### Exercise requirements
Please output the full listing, character for character.

### Provided information
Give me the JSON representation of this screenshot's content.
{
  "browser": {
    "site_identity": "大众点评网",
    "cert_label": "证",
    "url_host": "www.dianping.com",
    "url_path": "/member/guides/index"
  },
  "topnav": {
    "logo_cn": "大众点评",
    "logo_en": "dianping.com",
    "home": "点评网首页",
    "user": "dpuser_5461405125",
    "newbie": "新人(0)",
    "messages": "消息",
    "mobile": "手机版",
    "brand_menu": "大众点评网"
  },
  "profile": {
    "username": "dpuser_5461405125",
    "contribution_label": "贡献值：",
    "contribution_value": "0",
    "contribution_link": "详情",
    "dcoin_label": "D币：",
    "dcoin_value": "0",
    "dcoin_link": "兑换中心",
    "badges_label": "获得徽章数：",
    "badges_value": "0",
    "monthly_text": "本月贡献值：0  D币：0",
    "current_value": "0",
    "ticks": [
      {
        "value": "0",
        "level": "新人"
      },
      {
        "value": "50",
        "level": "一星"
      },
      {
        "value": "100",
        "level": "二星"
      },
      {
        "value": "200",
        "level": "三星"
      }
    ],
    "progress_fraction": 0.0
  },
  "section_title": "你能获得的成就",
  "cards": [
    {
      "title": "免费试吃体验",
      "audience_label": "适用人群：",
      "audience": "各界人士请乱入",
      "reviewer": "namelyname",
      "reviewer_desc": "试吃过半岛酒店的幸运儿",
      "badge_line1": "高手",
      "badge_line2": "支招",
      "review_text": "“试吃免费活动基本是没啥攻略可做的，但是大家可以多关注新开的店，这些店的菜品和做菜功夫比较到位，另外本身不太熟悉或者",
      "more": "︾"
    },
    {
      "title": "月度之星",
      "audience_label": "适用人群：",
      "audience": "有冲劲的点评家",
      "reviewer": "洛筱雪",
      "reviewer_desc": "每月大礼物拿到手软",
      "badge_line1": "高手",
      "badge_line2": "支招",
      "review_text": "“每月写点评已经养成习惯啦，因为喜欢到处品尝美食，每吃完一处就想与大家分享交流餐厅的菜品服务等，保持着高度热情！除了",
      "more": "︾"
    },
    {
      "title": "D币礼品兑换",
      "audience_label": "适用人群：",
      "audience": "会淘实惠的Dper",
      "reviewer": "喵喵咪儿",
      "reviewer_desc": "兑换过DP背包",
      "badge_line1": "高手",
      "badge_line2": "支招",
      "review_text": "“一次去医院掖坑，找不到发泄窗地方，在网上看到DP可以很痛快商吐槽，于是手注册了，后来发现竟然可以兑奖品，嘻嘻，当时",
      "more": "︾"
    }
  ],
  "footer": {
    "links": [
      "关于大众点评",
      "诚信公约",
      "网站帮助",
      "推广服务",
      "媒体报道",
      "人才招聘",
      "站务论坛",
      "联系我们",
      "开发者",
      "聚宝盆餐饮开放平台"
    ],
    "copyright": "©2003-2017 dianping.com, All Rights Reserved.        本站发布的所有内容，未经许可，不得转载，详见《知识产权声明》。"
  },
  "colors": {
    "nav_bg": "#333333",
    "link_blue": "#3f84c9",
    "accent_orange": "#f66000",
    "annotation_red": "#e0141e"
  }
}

### Solution below
Give me the JSON representation of this screenshot's content.
{
  "browser": {
    "site_identity": "大众点评网",
    "cert_label": "证",
    "url_host": "www.dianping.com",
    "url_path": "/member/guides/index"
  },
  "topnav": {
    "logo_cn": "大众点评",
    "logo_en": "dianping.com",
    "home": "点评网首页",
    "user": "dpuser_5461405125",
    "newbie": "新人(0)",
    "messages": "消息",
    "mobile": "手机版",
    "brand_menu": "大众点评网"
  },
  "profile": {
    "username": "dpuser_5461405125",
    "contribution_label": "贡献值：",
    "contribution_value": "0",
    "contribution_link": "详情",
    "dcoin_label": "D币：",
    "dcoin_value": "0",
    "dcoin_link": "兑换中心",
    "badges_label": "获得徽章数：",
    "badges_value": "0",
    "monthly_text": "本月贡献值：0  D币：0",
    "current_value": "0",
    "ticks": [
      {
        "value": "0",
        "level": "新人"
      },
      {
        "value": "50",
        "level": "一星"
      },
      {
        "value": "100",
        "level": "二星"
      },
      {
        "value": "200",
        "level": "三星"
      }
    ],
    "progress_fraction": 0.0
  },
  "section_title": "你能获得的成就",
  "cards": [
    {
      "title": "免费试吃体验",
      "audience_label": "适用人群：",
      "audience": "各界人士请乱入",
      "reviewer": "namelyname",
      "reviewer_desc": "试吃过半岛酒店的幸运儿",
      "badge_line1": "高手",
      "badge_line2": "支招",
      "review_text": "“试吃免费活动基本是没啥攻略可做的，但是大家可以多关注新开的店，这些店的菜品和做菜功夫比较到位，另外本身不太熟悉或者",
      "more": "︾"
    },
    {
      "title": "月度之星",
      "audience_label": "适用人群：",
      "audience": "有冲劲的点评家",
      "reviewer": "洛筱雪",
      "reviewer_desc": "每月大礼物拿到手软",
      "badge_line1": "高手",
      "badge_line2": "支招",
      "review_text": "“每月写点评已经养成习惯啦，因为喜欢到处品尝美食，每吃完一处就想与大家分享交流餐厅的菜品服务等，保持着高度热情！除了",
      "more": "︾"
    },
    {
      "title": "D币礼品兑换",
      "audience_label": "适用人群：",
      "audience": "会淘实惠的Dper",
      "reviewer": "喵喵咪儿",
      "reviewer_desc": "兑换过DP背包",
      "badge_line1": "高手",
      "badge_line2": "支招",
      "review_text": "“一次去医院掖坑，找不到发泄窗地方，在网上看到DP可以很痛快商吐槽，于是手注册了，后来发现竟然可以兑奖品，嘻嘻，当时",
      "more": "︾"
    }
  ],
  "footer": {
    "links": [
      "关于大众点评",
      "诚信公约",
      "网站帮助",
      "推广服务",
      "媒体报道",
      "人才招聘",
      "站务论坛",
      "联系我们",
      "开发者",
      "聚宝盆餐饮开放平台"
    ],
    "copyright": "©2003-2017 dianping.com, All Rights Reserved.        本站发布的所有内容，未经许可，不得转载，详见《知识产权声明》。"
  },
  "colors": {
    "nav_bg": "#333333",
    "link_blue": "#3f84c9",
    "accent_orange": "#f66000",
    "annotation_red": "#e0141e"
  }
}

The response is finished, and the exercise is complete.